Ravel, of course, was an orchestral master in his own right and orchestrated a number of his own piano pieces. Grainger's arrangement of La Vallée des cloches is beautifully sympathetic; at times reminiscent of Un barque sur l'océan or the Pavane pour une infante defunte only with rather more exotic percussion.
Speaking of which brings me to one of my favourite pieces on the disc: the arrangement of Debussy's Pagodes. There is an extant recording of Grainger (to be found on Pearl GEMMCD9957) talking about and playing this piece, a piece he evidently found endlessly fascinating. Debussy was inspired by the sound of the Javanese gamelan orchestras at the 1888 Paris exposition – as indeed, were many others; the resulting European fin-de-siecle fascination with things oriental was to lead in many directions, including Mahler's Das Lied von der Erde – and Pagodes was his (highly successful) attempt to convey their sound on the keyboard.

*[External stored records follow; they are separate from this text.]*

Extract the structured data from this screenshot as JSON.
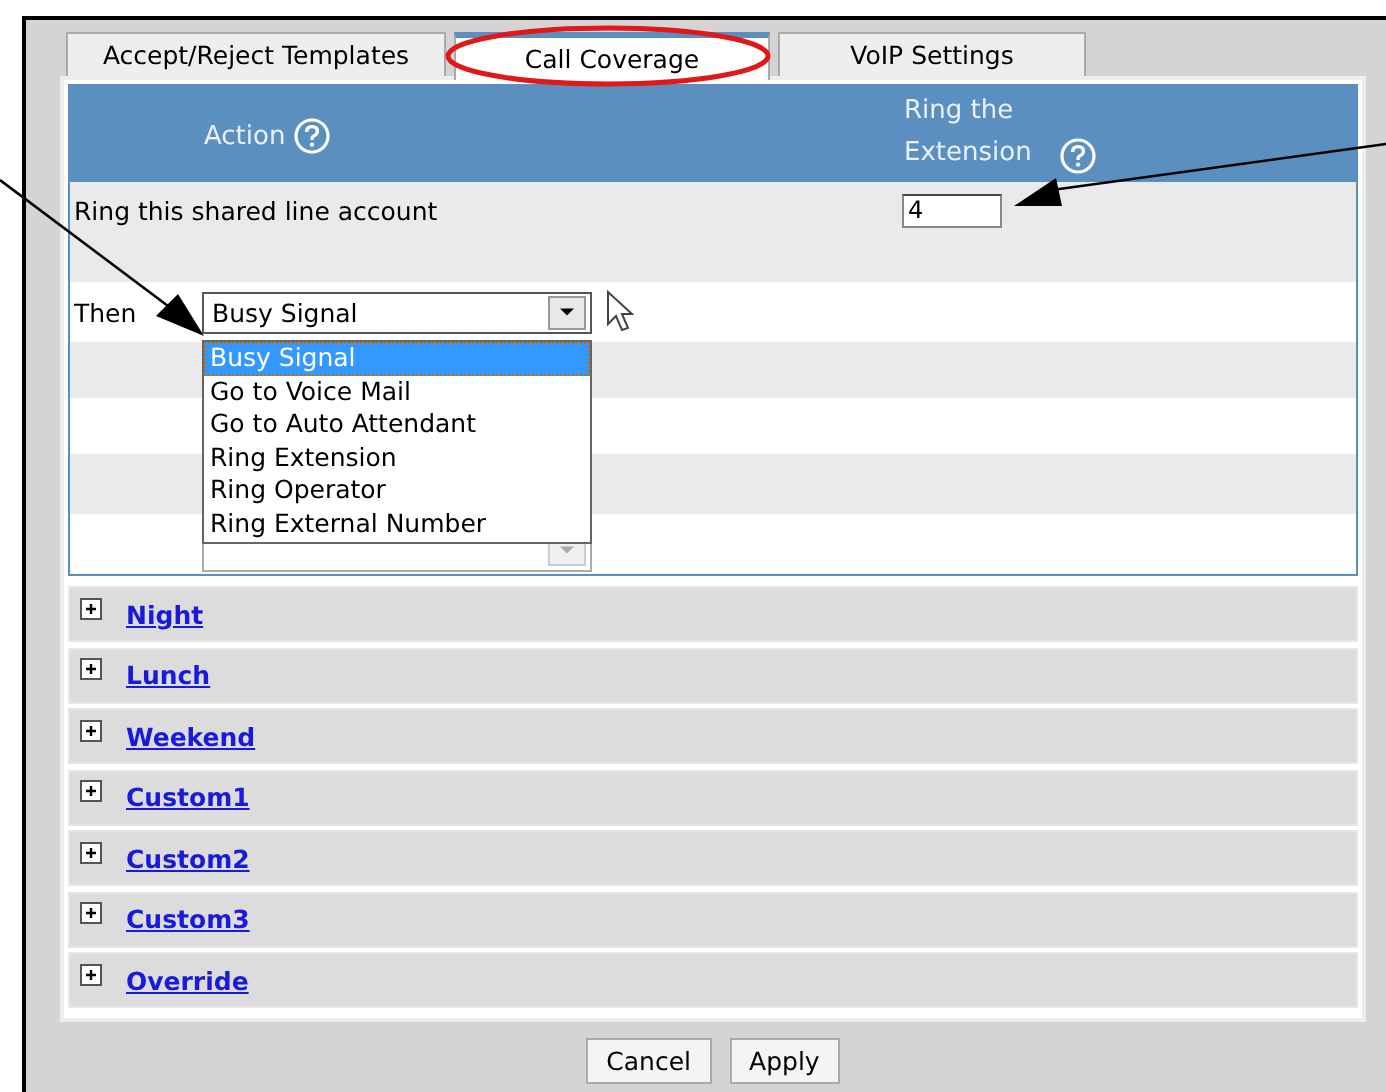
{
  "tabs": [
    {
      "label": "Accept/Reject Templates",
      "selected": false
    },
    {
      "label": "Call Coverage",
      "selected": true
    },
    {
      "label": "VoIP Settings",
      "selected": false
    }
  ],
  "table": {
    "columns": [
      {
        "label": "Action"
      },
      {
        "label": "Ring the Extension"
      }
    ],
    "ring_row": {
      "label": "Ring this shared line account",
      "value": "4"
    },
    "then_row": {
      "label": "Then",
      "value": "Busy Signal",
      "expanded": true,
      "options": [
        {
          "label": "Busy Signal",
          "selected": true
        },
        {
          "label": "Go to Voice Mail",
          "selected": false
        },
        {
          "label": "Go to Auto Attendant",
          "selected": false
        },
        {
          "label": "Ring Extension",
          "selected": false
        },
        {
          "label": "Ring Operator",
          "selected": false
        },
        {
          "label": "Ring External Number",
          "selected": false
        }
      ]
    }
  },
  "sections": [
    {
      "label": "Night",
      "expanded": false
    },
    {
      "label": "Lunch",
      "expanded": false
    },
    {
      "label": "Weekend",
      "expanded": false
    },
    {
      "label": "Custom1",
      "expanded": false
    },
    {
      "label": "Custom2",
      "expanded": false
    },
    {
      "label": "Custom3",
      "expanded": false
    },
    {
      "label": "Override",
      "expanded": false
    }
  ],
  "buttons": [
    "Cancel",
    "Apply"
  ]
}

Grainger's arrangement, for an orchestra of what he called "tuneful percussion", is an extraordinary one: a many-layered, multi-hued treat for the ears; indeed, so skillful is his orchestration that it is easy for the listener to become convinced that this is the Javanese original of which Debussy's piano piece is a reduction.
Simon Rattle directs the Boston Symphony Orchestra in performances which are fresh and vital and well – if not spectacularly – recorded.
Although there are no major premières here, this is still a significant addition to the Grainger discography.
Copyright © 1996, Deryk Barker